Driving while drowsy seems like more of an issue for long-haul truckers, shift workers and road trippers, but an informal survey of co-workers and friends who commute showed that I'm not alone in fighting off sleepiness on the daily drive. And driving while drowsy can have serious consequences: it causes one out of six deadly traffic accidents, according to a 2010 survey by the American Automobile Association.

Adequate sleep the night before is clearly the best solution to the problem, but not always possible. Pulling over for a short nap when your eyelids start to droop is the second best strategy, but this is not feasible on the narrow 101/405 interchange.

The only other solution blessed by science is caffeine -- about two cups of coffee worth. Downing caffeine via coffee, energy drinks, colas or NoDoz about 20 minutes before you hit the road will give it time to hit your bloodstream.

Another option is to try varying your activities and the car environment as traffic begins to thicken. Keeping your mind alert and changing the environment can help keep sleepiness at bay.

Keep your mind alert with these preventative strategies:

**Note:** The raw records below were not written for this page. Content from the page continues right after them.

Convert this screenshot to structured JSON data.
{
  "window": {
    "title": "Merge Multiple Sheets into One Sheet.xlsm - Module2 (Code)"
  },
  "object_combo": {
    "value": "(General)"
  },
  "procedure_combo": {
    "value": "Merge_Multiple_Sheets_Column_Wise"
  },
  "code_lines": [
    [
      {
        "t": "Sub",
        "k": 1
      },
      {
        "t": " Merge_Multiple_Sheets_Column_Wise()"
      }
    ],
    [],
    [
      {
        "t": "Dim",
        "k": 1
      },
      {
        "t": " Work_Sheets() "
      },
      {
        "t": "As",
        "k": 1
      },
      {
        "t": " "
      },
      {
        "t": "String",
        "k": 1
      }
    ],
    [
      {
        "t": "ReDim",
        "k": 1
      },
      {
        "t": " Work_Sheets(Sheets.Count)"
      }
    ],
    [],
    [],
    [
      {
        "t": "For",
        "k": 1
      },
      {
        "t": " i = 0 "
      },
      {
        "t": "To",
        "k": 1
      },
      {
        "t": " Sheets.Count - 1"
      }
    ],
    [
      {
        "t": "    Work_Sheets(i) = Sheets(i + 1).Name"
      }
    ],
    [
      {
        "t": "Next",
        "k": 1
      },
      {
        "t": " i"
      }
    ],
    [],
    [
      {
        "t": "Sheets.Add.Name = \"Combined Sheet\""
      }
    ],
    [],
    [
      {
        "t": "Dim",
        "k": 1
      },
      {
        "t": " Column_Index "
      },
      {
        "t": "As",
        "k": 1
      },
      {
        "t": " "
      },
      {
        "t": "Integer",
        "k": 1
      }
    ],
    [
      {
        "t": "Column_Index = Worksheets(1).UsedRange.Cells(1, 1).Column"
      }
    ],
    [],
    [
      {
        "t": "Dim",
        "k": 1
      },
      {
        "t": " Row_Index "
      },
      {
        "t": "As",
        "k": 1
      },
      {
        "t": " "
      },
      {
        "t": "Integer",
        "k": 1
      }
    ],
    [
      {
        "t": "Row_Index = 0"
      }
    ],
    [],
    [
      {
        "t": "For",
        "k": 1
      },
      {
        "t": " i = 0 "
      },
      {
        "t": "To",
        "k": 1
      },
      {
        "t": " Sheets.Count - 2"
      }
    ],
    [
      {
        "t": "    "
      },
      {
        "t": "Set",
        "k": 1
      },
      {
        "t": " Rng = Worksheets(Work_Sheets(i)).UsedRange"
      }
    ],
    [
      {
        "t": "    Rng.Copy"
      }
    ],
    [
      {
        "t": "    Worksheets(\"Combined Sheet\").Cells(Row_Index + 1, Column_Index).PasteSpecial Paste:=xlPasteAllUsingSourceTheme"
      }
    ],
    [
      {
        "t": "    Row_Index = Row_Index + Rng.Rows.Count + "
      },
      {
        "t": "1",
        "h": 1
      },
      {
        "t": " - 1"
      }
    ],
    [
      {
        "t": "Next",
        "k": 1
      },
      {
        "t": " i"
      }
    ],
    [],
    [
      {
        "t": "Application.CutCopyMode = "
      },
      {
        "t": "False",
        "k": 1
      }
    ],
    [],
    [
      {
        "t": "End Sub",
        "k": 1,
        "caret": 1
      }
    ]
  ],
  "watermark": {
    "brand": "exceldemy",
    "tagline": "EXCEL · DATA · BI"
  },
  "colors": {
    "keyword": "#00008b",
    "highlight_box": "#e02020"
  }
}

  1. Nibble on something tart, like a green apple or sour candies.
  2. Crunch on ice.
  3. Chew gum.
  4. Sing out loud.
  5. Drive barefoot. It's just uncomfortable enough to keep you alert. It's illegal in some places, so check local laws.
  6. Listen to an audio book or podcast.
  7. Roll the windows down, especially if it is cool outside and warm in the car.
  8. Turn up the music. Whatever gets your feet tapping will help keep you alert, at least temporarily.
  9. Reach out and talk to someone on the phone -- hands free, of course -- conversation and interaction boosts your brain.
  10. Pay attention to your surroundings -- move your eyes around, noticing who is in front of you, who is in back. Try not to let your eyes fix on an object for too long. Memorize the license plate of the car in front of you or try to turn it into an anagram.

I've found though that once sleepiness sets in, these tricks don't always work. Remember, the best thing you can do once you're sleepy is take a short nap, no longer than 20 minutes.